"This is not baseball. There will not be a third chance," she said.
The depth of his plight might have begun dawning on Stone as the gag order was formally imposed.
"He just put his head in his hands, he leaned back and it looked like his eyes were closed, letting the reality of this sink in," said CNN reporter Kara Scannell, who was in the courtroom.
Cohen vows he will not be Trump's 'villain'
Cohen attached himself to Trump more than a decade ago, glorying in the role of the legal strongman who took care of business.
"They say I'm Mr. Trump's pit bull, that I'm his right-hand man," Cohen once said. He was not beyond threatening reporters in the vernacular of a mobster.
When his famous client became a presidential candidate, Cohen turned himself into a political surrogate for the man he always referred to as "Mr. Trump."
"He took care of what had to be taken of. I don't know what had to be taken care of. But all I know was Michael was taking care of it," Trump campaign aide Sam Nunberg told CNN's Gloria Borger last year.
Once, Cohen said he'd "take a bullet" for Trump.
No more. The former fixer now feels that his association with Trump has led him to personal destruction. In December, a federal judge sentenced him to three years in prison for crimes that included arranging payments during the 2016 election to two women who claimed affairs with Trump.
"The man doesn't tell the truth ... And it is sad that I should take responsibility for his dirty deeds," Cohen told ABC's George Stephanopoulos in December, saying he had lied for Trump for 10 years "out of loyalty to him."
"I will not be the villain of his story," Cohen said.
After several false starts, Cohen is due to testify to the House Oversight Committee next Wednesday in public, in what could turn into one of the most compelling congressional circuses in recent memory. While Cohen is likely to paint a grim picture of Trump, Republicans will seek to impugn his credibility, given that he is already a proven liar.
Cohen caused a stir on Thursday by showing up on Capitol Hill and spending several hours in the Senate Intelligence Committee's secure rooms ahead of his closed-doors testimony to that panel, also scheduled for next week. Senators are likely to quiz him on many issues -- including his efforts to broker a Trump Tower project in Moscow, even during the presidential campaign.
A broken man
Another Trump associate who tumbled to earth in the most humiliating fashion was Manafort.
Before he was snared by Mueller, Manafort was an uber-lobbyist and the epitome of Washington's swamp culture, exporting the dark arts he learned as a GOP operative to several unsavory political characters abroad.
He worked for pro-Russian politicians in Ukraine, in just one of the contacts that have drawn the interest of Mueller.
The work was lucrative. His riches bought an ostentatious wardrobe that included ostrich and python skin jackets. He shopped at House of Bijan, reputedly the most expensive men's store in the world, according to court documents.

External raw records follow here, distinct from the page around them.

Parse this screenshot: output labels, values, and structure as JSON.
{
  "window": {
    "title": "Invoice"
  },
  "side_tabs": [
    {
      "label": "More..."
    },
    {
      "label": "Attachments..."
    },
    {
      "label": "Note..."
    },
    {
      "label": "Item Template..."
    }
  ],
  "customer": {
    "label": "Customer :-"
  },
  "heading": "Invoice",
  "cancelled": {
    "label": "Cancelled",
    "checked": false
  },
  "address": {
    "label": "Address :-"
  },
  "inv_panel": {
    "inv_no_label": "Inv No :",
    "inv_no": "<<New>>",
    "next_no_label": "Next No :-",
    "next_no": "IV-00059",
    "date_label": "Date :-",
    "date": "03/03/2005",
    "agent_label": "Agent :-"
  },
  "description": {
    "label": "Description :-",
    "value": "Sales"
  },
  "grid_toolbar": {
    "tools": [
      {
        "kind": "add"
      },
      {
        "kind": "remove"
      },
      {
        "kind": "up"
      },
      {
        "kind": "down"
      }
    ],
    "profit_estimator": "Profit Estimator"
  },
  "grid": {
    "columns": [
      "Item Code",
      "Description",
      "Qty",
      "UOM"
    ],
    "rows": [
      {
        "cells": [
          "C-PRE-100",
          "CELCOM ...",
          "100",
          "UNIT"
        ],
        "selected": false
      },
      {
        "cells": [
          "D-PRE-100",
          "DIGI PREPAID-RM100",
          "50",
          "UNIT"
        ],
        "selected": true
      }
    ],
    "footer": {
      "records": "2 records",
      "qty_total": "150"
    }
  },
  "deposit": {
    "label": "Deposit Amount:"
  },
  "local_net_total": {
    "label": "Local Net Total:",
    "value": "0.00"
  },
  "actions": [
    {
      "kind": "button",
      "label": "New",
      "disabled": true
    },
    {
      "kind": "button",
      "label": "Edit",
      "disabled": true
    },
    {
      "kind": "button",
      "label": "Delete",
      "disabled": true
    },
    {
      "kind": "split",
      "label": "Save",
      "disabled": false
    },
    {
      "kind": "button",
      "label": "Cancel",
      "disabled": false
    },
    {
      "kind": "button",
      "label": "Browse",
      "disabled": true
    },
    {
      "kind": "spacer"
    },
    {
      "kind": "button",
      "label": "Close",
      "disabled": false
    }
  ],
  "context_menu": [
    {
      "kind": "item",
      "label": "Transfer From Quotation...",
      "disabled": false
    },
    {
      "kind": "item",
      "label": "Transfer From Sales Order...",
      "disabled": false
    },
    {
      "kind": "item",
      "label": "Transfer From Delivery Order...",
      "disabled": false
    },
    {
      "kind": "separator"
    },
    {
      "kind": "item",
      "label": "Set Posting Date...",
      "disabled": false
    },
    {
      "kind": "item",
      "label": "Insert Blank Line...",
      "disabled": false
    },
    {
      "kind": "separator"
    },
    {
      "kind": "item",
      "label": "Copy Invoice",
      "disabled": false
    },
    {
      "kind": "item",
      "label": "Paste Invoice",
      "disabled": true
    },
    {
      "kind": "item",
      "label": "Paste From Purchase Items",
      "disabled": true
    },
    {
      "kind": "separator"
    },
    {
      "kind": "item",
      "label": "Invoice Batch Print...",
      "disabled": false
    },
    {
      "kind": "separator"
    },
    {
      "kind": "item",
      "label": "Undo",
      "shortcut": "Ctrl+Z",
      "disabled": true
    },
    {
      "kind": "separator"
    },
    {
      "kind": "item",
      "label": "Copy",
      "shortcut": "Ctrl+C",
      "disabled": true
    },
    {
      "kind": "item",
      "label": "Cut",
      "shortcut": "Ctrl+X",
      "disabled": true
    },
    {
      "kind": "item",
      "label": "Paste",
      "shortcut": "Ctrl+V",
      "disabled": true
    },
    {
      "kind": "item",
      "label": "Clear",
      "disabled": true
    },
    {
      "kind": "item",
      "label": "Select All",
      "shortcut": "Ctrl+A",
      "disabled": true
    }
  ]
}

Manafort also built a bloated real estate portfolio, with one home boasting an outdoor kitchen financed from offshore accounts. His Hamptons hideaway included a $10,000 karaoke system and a giant flower bed in the shape of an M.
But his spending sprees also led him to take a $10 million loan from a Russian oligarch close to President Vladimir Putin, a connection that has raised suspicions that he might have been compromised by Moscow.

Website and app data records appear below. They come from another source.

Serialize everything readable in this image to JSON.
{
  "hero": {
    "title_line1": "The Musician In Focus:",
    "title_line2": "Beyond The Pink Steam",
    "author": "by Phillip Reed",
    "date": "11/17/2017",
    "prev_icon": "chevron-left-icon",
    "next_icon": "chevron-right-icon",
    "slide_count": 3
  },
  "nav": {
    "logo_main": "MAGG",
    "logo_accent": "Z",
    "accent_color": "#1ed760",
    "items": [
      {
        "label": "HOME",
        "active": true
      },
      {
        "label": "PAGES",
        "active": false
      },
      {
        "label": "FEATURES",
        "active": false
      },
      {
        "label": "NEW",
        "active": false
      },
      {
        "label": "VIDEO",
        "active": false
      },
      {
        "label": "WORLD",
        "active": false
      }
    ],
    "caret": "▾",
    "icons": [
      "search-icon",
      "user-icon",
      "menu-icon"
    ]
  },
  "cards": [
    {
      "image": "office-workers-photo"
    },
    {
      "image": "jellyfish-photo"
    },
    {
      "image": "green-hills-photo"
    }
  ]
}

Now Manafort may be facing the rest of his life in jail.
He will be sentenced for his conviction of financial fraud on March 8, a federal judge in Virginia said Thursday. He will be sentenced in Washington, where he pleaded guilty to conspiracy and broke a plea deal with Mueller, on March 13.
Even before long years behind bars, Manafort is a painfully diminished figure.

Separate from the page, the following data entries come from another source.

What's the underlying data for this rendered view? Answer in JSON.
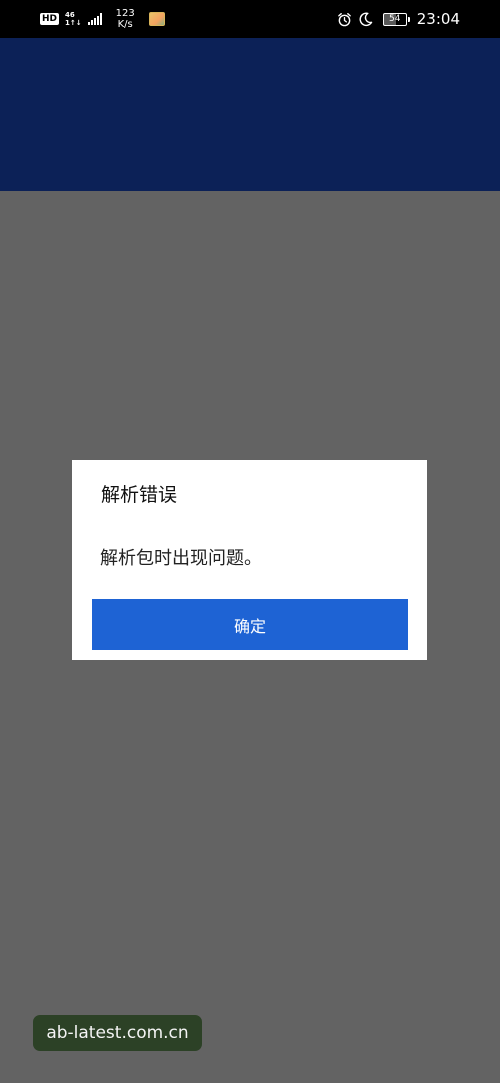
{
  "status_bar": {
    "hd_label": "HD",
    "network_type": "46",
    "network_sub": "1↑↓",
    "net_speed_value": "123",
    "net_speed_unit": "K/s",
    "battery_level": "54",
    "time": "23:04",
    "icons": [
      "hd-icon",
      "signal-icon",
      "photo-notification-icon",
      "alarm-icon",
      "do-not-disturb-icon",
      "battery-icon"
    ]
  },
  "colors": {
    "header_bg": "#0c2157",
    "scrim_bg": "#636363",
    "dialog_bg": "#ffffff",
    "button_bg": "#1e63d4",
    "watermark_bg": "#2c4126"
  },
  "dialog": {
    "title": "解析错误",
    "message": "解析包时出现问题。",
    "confirm_label": "确定"
  },
  "watermark": {
    "text": "ab-latest.com.cn"
  }
}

In his most recent court appearance last month, he had to ask the judge for permission to wear a suit instead of his dark green prison duds.
His sunken appearance and now almost completely gray hair shocked observers -- after he limped into court using a cane -- in contrast with the cocky self-assurance he once showed while lording over the Trump campaign.
As he left the courtroom, Manafort blew a kiss to his wife, Kathleen.